These stolen goods were then flooded into online marketplaces as consumers searched the internet for the best “deals” while many stores were still limiting in-person shopping. By requiring large-volume sellers to disclose their business information, customers can know exactly from whom they’re purchasing, and law enforcement can follow up on reports of stolen, dangerous or illegal products being listed online.
Over the past two years, federal and local law enforcement have made several high-profile busts of stockpiles of stolen goods throughout Nevada. But that is scratching only the surface of the problem. The stolen products are kept in storage units and warehouses — and law enforcement even recovered more than $1 million in stolen goods from an unassuming house in a nice neighborhood in Las Vegas. Law enforcement is doing what it can with the resources it has, but it’s not enough.
Las Vegas is in the top 10 U.S. cities most affected by organized retail crime, and the crime syndicates running this racket are the same groups engaged in human, drug and gun trafficking as well as terrorism. Our state and local governments need to make more funding available for investigating and prosecuting organized retail crime as well as aggressively pursue federal grants.
The missing piece to this puzzle is the government’s response to prosecution. There are laws on the books, and our local, state and federal law enforcement officials are doing the investigations. But until our elected district attorneys and our appointed U.S. attorneys start prosecuting these cases like organized crime and not like petty theft, this problem will continue to grow and keep our communities at risk.
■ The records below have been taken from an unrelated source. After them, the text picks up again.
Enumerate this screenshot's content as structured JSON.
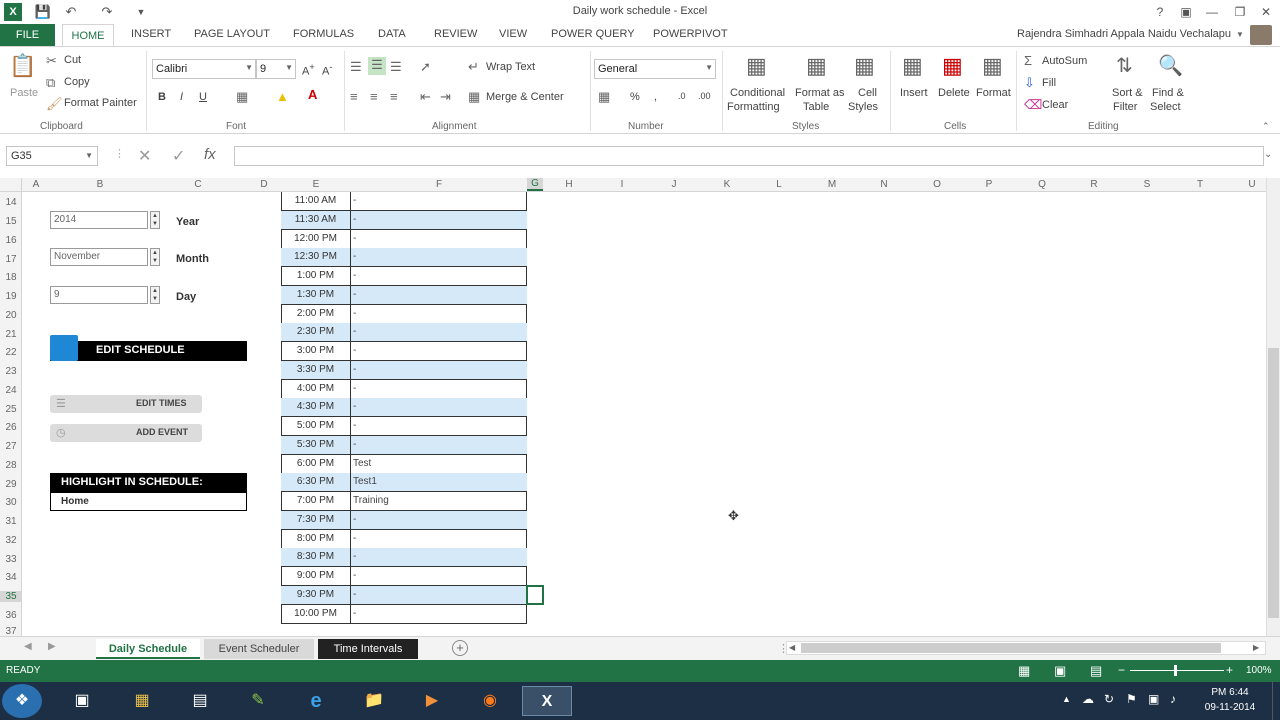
{
  "window": {
    "title": "Daily work schedule - Excel",
    "help": "?",
    "user": "Rajendra Simhadri Appala Naidu Vechalapu"
  },
  "tabs": [
    "FILE",
    "HOME",
    "INSERT",
    "PAGE LAYOUT",
    "FORMULAS",
    "DATA",
    "REVIEW",
    "VIEW",
    "POWER QUERY",
    "POWERPIVOT"
  ],
  "ribbon": {
    "clipboard": {
      "paste": "Paste",
      "cut": "Cut",
      "copy": "Copy",
      "format_painter": "Format Painter",
      "label": "Clipboard"
    },
    "font": {
      "name": "Calibri",
      "size": "9",
      "label": "Font",
      "bold": "B",
      "italic": "I",
      "underline": "U"
    },
    "alignment": {
      "wrap": "Wrap Text",
      "merge": "Merge & Center",
      "label": "Alignment"
    },
    "number": {
      "format": "General",
      "label": "Number"
    },
    "styles": {
      "conditional": "Conditional",
      "conditional2": "Formatting",
      "format_as": "Format as",
      "format_as2": "Table",
      "cell": "Cell",
      "cell2": "Styles",
      "label": "Styles"
    },
    "cells": {
      "insert": "Insert",
      "delete": "Delete",
      "format": "Format",
      "label": "Cells"
    },
    "editing": {
      "autosum": "AutoSum",
      "fill": "Fill",
      "clear": "Clear",
      "sort": "Sort &",
      "sort2": "Filter",
      "find": "Find &",
      "find2": "Select",
      "label": "Editing"
    }
  },
  "formula_bar": {
    "name_box": "G35",
    "formula": ""
  },
  "columns": [
    "A",
    "B",
    "C",
    "D",
    "E",
    "F",
    "G",
    "H",
    "I",
    "J",
    "K",
    "L",
    "M",
    "N",
    "O",
    "P",
    "Q",
    "R",
    "S",
    "T",
    "U"
  ],
  "rows": [
    "14",
    "15",
    "16",
    "17",
    "18",
    "19",
    "20",
    "21",
    "22",
    "23",
    "24",
    "25",
    "26",
    "27",
    "28",
    "29",
    "30",
    "31",
    "32",
    "33",
    "34",
    "35",
    "36",
    "37"
  ],
  "controls": {
    "year_value": "2014",
    "year_label": "Year",
    "month_value": "November",
    "month_label": "Month",
    "day_value": "9",
    "day_label": "Day",
    "edit_schedule": "EDIT SCHEDULE",
    "edit_times": "EDIT TIMES",
    "add_event": "ADD EVENT",
    "highlight_title": "HIGHLIGHT IN SCHEDULE:",
    "highlight_value": "Home"
  },
  "schedule": [
    {
      "time": "11:00 AM",
      "event": "-"
    },
    {
      "time": "11:30 AM",
      "event": "-"
    },
    {
      "time": "12:00 PM",
      "event": "-"
    },
    {
      "time": "12:30 PM",
      "event": "-"
    },
    {
      "time": "1:00 PM",
      "event": "-"
    },
    {
      "time": "1:30 PM",
      "event": "-"
    },
    {
      "time": "2:00 PM",
      "event": "-"
    },
    {
      "time": "2:30 PM",
      "event": "-"
    },
    {
      "time": "3:00 PM",
      "event": "-"
    },
    {
      "time": "3:30 PM",
      "event": "-"
    },
    {
      "time": "4:00 PM",
      "event": "-"
    },
    {
      "time": "4:30 PM",
      "event": "-"
    },
    {
      "time": "5:00 PM",
      "event": "-"
    },
    {
      "time": "5:30 PM",
      "event": "-"
    },
    {
      "time": "6:00 PM",
      "event": "Test"
    },
    {
      "time": "6:30 PM",
      "event": "Test1"
    },
    {
      "time": "7:00 PM",
      "event": "Training"
    },
    {
      "time": "7:30 PM",
      "event": "-"
    },
    {
      "time": "8:00 PM",
      "event": "-"
    },
    {
      "time": "8:30 PM",
      "event": "-"
    },
    {
      "time": "9:00 PM",
      "event": "-"
    },
    {
      "time": "9:30 PM",
      "event": "-"
    },
    {
      "time": "10:00 PM",
      "event": "-"
    }
  ],
  "sheets": [
    "Daily Schedule",
    "Event Scheduler",
    "Time Intervals"
  ],
  "status": {
    "ready": "READY",
    "zoom": "100%"
  },
  "clock": {
    "time": "PM 6:44",
    "date": "09-11-2014"
  },
  "colors": {
    "excel_green": "#217346",
    "row_blue": "#d6e9f8",
    "taskbar": "#1d2f44"
  }
}
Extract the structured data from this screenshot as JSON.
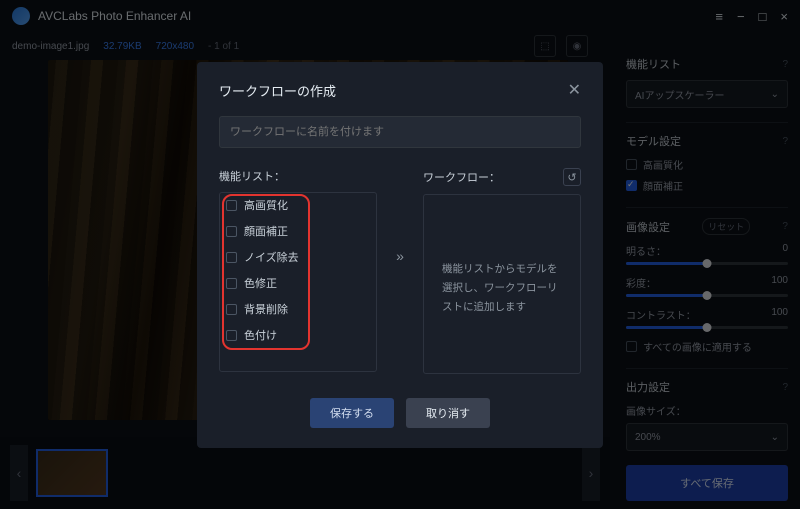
{
  "app": {
    "title": "AVCLabs Photo Enhancer AI"
  },
  "file": {
    "name": "demo-image1.jpg",
    "size": "32.79KB",
    "dim": "720x480",
    "page": "- 1 of 1"
  },
  "side": {
    "feature_list": "機能リスト",
    "dropdown": "AIアップスケーラー",
    "model_settings": "モデル設定",
    "upscale": "高画質化",
    "face": "顔面補正",
    "image_settings": "画像設定",
    "reset": "リセット",
    "brightness": "明るさ：",
    "saturation": "彩度：",
    "contrast": "コントラスト：",
    "val0": "0",
    "val100": "100",
    "apply_all": "すべての画像に適用する",
    "output_settings": "出力設定",
    "image_size": "画像サイズ：",
    "pct": "200%",
    "save_all": "すべて保存"
  },
  "modal": {
    "title": "ワークフローの作成",
    "placeholder": "ワークフローに名前を付けます",
    "list_head": "機能リスト：",
    "wf_head": "ワークフロー：",
    "features": [
      "高画質化",
      "顔面補正",
      "ノイズ除去",
      "色修正",
      "背景削除",
      "色付け"
    ],
    "empty": "機能リストからモデルを選択し、ワークフローリストに追加します",
    "save": "保存する",
    "cancel": "取り消す"
  }
}
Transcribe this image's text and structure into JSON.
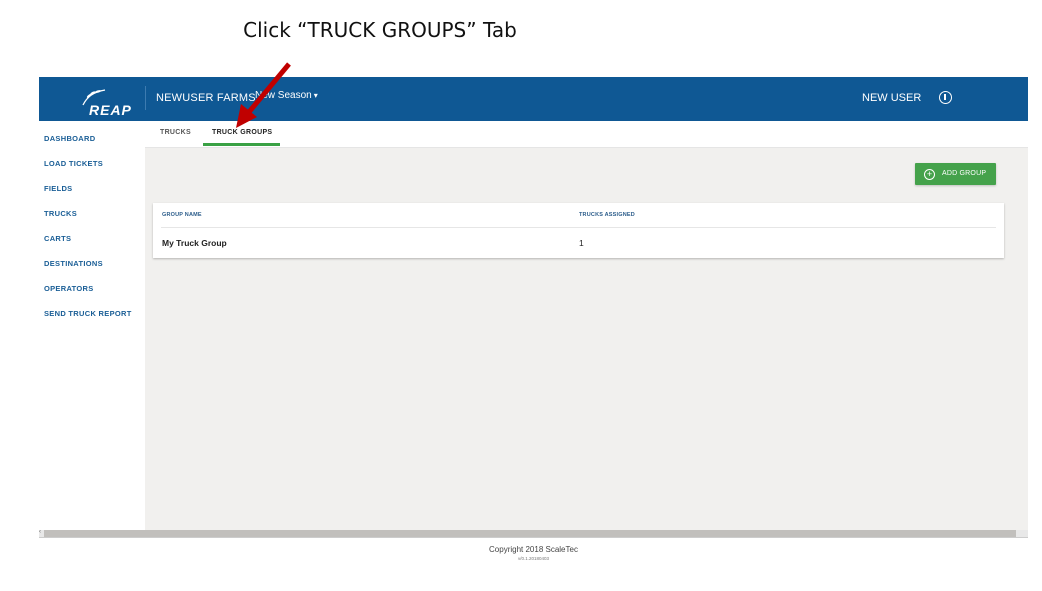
{
  "instruction": "Click “TRUCK GROUPS” Tab",
  "header": {
    "logo_text": "REAP",
    "farm": "NEWUSER FARMS",
    "season": "New Season",
    "user": "NEW USER"
  },
  "sidebar": {
    "items": [
      {
        "label": "DASHBOARD"
      },
      {
        "label": "LOAD TICKETS"
      },
      {
        "label": "FIELDS"
      },
      {
        "label": "TRUCKS"
      },
      {
        "label": "CARTS"
      },
      {
        "label": "DESTINATIONS"
      },
      {
        "label": "OPERATORS"
      },
      {
        "label": "SEND TRUCK REPORT"
      }
    ]
  },
  "tabs": [
    {
      "label": "TRUCKS",
      "active": false
    },
    {
      "label": "TRUCK GROUPS",
      "active": true
    }
  ],
  "actions": {
    "add_group_label": "ADD GROUP"
  },
  "table": {
    "columns": [
      "GROUP NAME",
      "TRUCKS ASSIGNED"
    ],
    "rows": [
      {
        "name": "My Truck Group",
        "trucks_assigned": "1"
      }
    ]
  },
  "footer": {
    "copyright": "Copyright 2018 ScaleTec",
    "version": "v/0.1.20180403"
  },
  "colors": {
    "header": "#0f5894",
    "accent_green": "#45a24b",
    "nav_text": "#1a5e96",
    "annotation_arrow": "#c00000"
  },
  "icons": {
    "user": "user-circle-icon",
    "add": "plus-circle-icon",
    "logo": "wheat-icon"
  }
}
The masterminds behind organized crime understand the laws better than the people who created them or enforce them, and they know how to get charges reduced and even dropped by hiding in the gray areas of our shoplifting laws. Our prosecutors need to look past the shoplifting and petty theft and learn from all of the cases that have been used to get to the core of organized crime.
Our government’s response to organized retail crime has not been organized or sophisticated, and until our lawmakers, law enforcement and criminal prosecutors are smarter than the criminals, this will continue to be a growing safety risk for the consumers purchasing from the marketplace and the employees on the frontlines of the battle over stolen goods. The “mob” is still alive and well, and the criminals behind the organized crime are adapting to new technologies faster than our government can keep up.
Bryan Wachter is senior vice president of the Retail Association of Nevada.